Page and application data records
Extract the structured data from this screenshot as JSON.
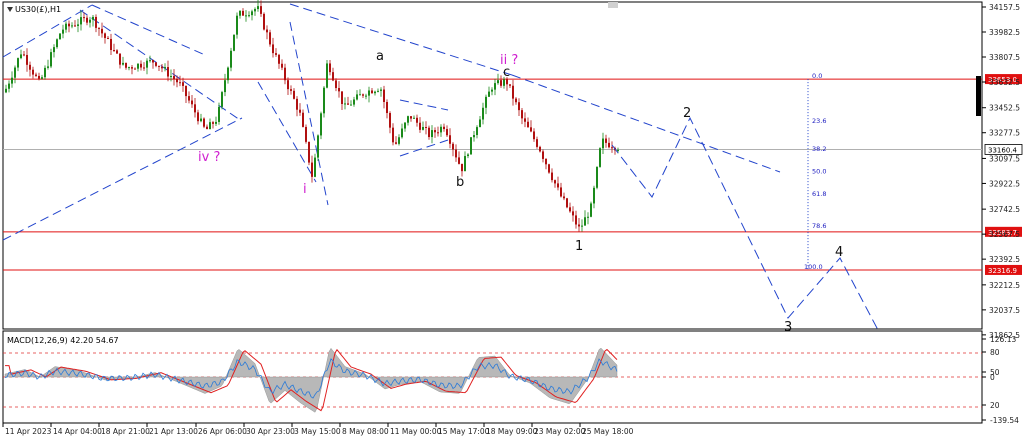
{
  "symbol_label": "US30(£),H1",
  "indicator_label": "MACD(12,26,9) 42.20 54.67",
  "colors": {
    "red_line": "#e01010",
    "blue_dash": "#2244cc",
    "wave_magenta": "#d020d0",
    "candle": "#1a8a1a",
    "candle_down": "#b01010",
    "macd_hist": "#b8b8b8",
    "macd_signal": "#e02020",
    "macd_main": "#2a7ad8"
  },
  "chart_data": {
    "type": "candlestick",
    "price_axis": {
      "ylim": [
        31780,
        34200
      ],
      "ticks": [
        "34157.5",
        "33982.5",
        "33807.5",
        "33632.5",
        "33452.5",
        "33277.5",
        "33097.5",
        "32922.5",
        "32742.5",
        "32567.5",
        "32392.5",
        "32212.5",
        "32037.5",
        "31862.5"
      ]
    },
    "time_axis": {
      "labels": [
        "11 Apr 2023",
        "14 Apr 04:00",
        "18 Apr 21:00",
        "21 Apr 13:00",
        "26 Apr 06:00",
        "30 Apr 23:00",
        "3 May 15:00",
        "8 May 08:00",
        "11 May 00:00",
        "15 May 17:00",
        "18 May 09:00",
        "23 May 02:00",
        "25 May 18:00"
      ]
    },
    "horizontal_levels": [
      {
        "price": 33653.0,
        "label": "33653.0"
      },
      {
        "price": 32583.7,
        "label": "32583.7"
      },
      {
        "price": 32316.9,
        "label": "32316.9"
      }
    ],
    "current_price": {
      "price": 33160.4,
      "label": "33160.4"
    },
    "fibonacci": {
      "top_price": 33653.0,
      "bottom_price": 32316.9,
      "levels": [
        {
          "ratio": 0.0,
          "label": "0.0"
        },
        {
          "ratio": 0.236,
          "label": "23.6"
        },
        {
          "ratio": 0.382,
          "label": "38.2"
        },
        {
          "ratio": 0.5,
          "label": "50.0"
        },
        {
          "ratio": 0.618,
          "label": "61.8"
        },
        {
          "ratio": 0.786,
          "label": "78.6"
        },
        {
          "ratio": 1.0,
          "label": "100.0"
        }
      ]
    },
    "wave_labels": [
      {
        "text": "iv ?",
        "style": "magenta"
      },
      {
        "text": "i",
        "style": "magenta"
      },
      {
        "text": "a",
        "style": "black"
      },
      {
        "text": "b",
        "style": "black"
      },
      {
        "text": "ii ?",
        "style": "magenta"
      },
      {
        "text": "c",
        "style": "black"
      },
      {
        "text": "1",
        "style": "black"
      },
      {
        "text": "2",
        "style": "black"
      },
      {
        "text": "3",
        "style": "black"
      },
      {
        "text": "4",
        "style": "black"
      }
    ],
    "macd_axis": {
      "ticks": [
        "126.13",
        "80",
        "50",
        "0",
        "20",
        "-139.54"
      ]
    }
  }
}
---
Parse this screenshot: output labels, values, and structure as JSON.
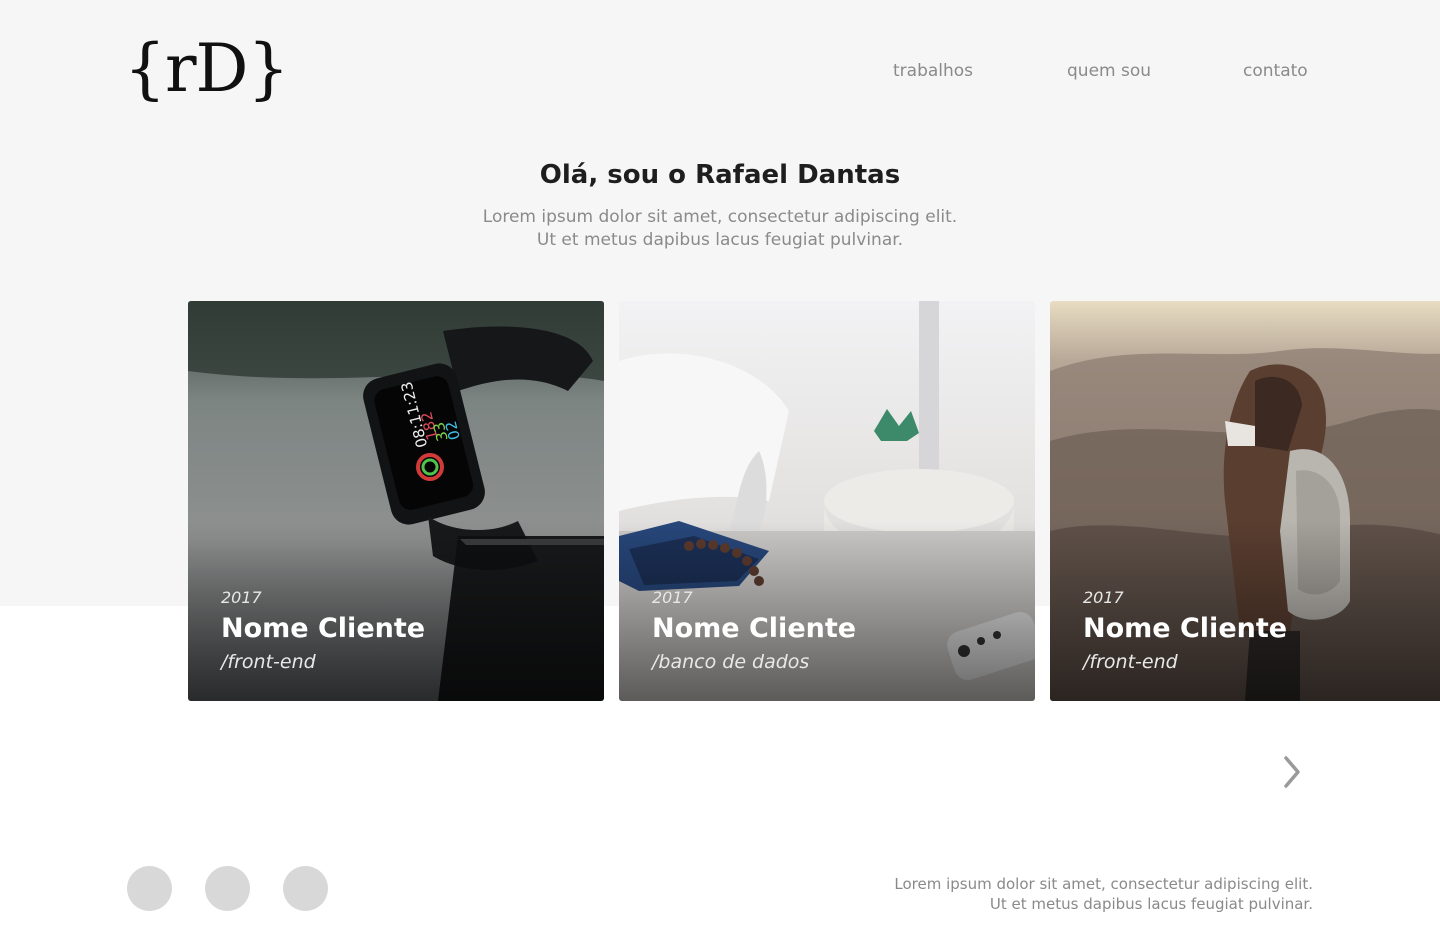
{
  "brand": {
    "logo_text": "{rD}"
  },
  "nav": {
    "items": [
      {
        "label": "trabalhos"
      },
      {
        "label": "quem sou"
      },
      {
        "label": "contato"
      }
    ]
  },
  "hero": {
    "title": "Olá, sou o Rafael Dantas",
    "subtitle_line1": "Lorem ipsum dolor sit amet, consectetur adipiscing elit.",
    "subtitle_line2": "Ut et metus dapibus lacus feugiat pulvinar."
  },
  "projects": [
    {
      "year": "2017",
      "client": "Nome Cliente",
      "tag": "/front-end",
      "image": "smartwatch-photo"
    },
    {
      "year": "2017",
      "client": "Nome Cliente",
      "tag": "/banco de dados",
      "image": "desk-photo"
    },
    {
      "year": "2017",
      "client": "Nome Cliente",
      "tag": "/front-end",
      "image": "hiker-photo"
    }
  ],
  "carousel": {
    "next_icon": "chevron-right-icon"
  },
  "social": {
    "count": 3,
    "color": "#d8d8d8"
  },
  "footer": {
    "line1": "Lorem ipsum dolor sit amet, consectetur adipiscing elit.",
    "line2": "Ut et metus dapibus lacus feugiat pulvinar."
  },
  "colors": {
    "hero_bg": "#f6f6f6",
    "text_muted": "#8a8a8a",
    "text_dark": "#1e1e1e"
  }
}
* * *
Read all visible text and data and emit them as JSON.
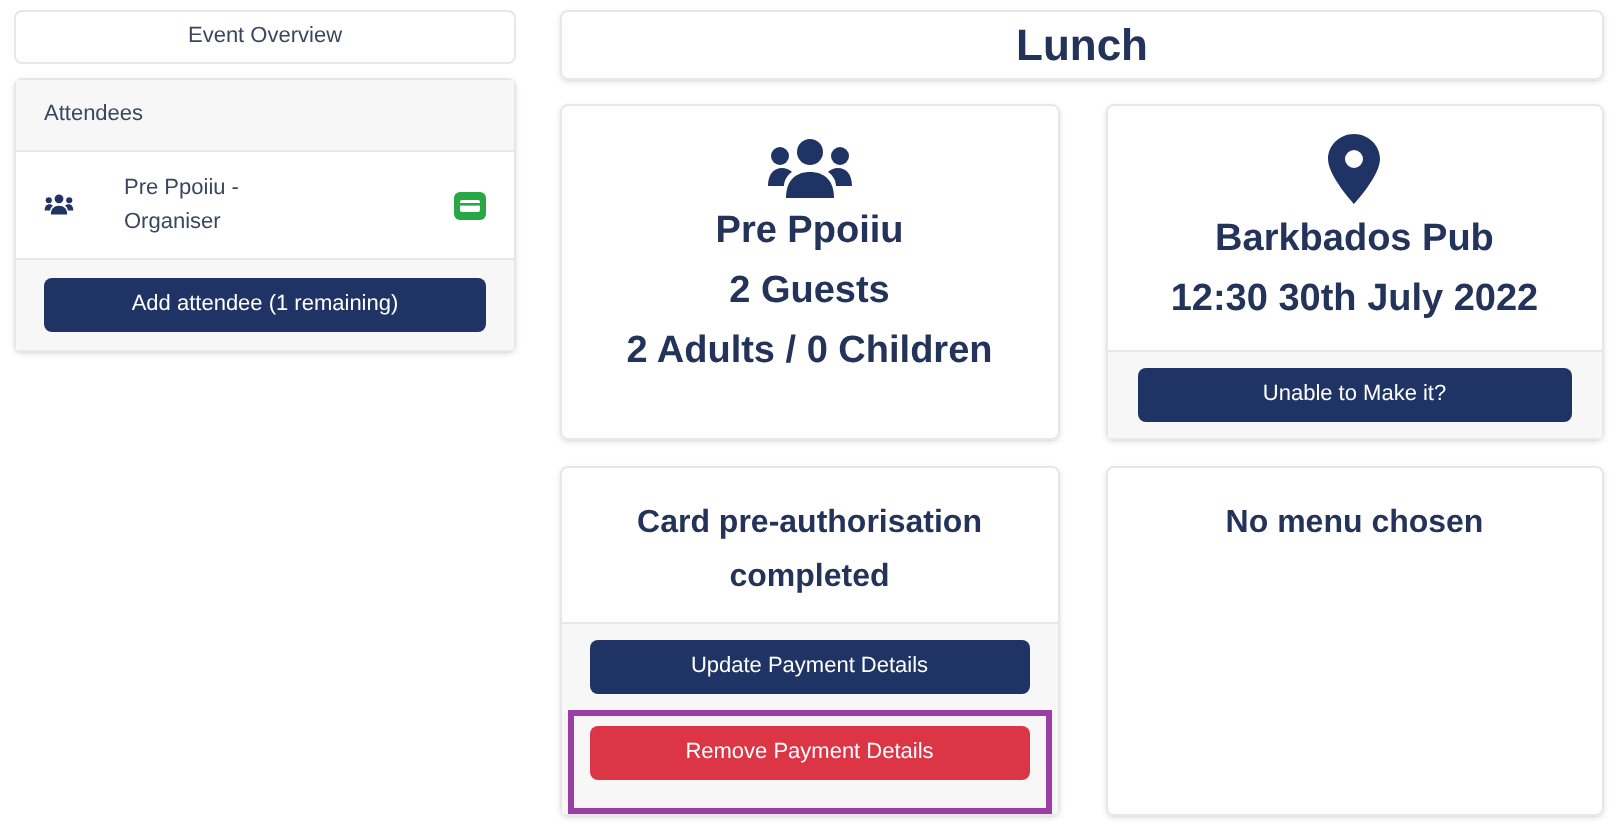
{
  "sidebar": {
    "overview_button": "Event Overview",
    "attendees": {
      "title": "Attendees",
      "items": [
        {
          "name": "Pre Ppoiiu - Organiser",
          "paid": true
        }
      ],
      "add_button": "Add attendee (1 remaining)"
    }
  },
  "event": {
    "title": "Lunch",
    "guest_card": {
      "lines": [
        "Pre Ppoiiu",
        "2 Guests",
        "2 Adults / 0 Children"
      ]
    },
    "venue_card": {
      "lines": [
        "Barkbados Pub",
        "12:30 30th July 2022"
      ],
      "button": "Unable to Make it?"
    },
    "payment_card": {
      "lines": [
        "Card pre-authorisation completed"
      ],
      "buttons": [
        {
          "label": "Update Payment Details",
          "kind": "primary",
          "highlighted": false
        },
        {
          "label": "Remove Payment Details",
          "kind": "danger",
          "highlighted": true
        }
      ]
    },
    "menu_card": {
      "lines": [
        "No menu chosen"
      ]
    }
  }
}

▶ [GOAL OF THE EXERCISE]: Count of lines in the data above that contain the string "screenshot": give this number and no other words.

▶ [EXERCISE RESPONSE]: 2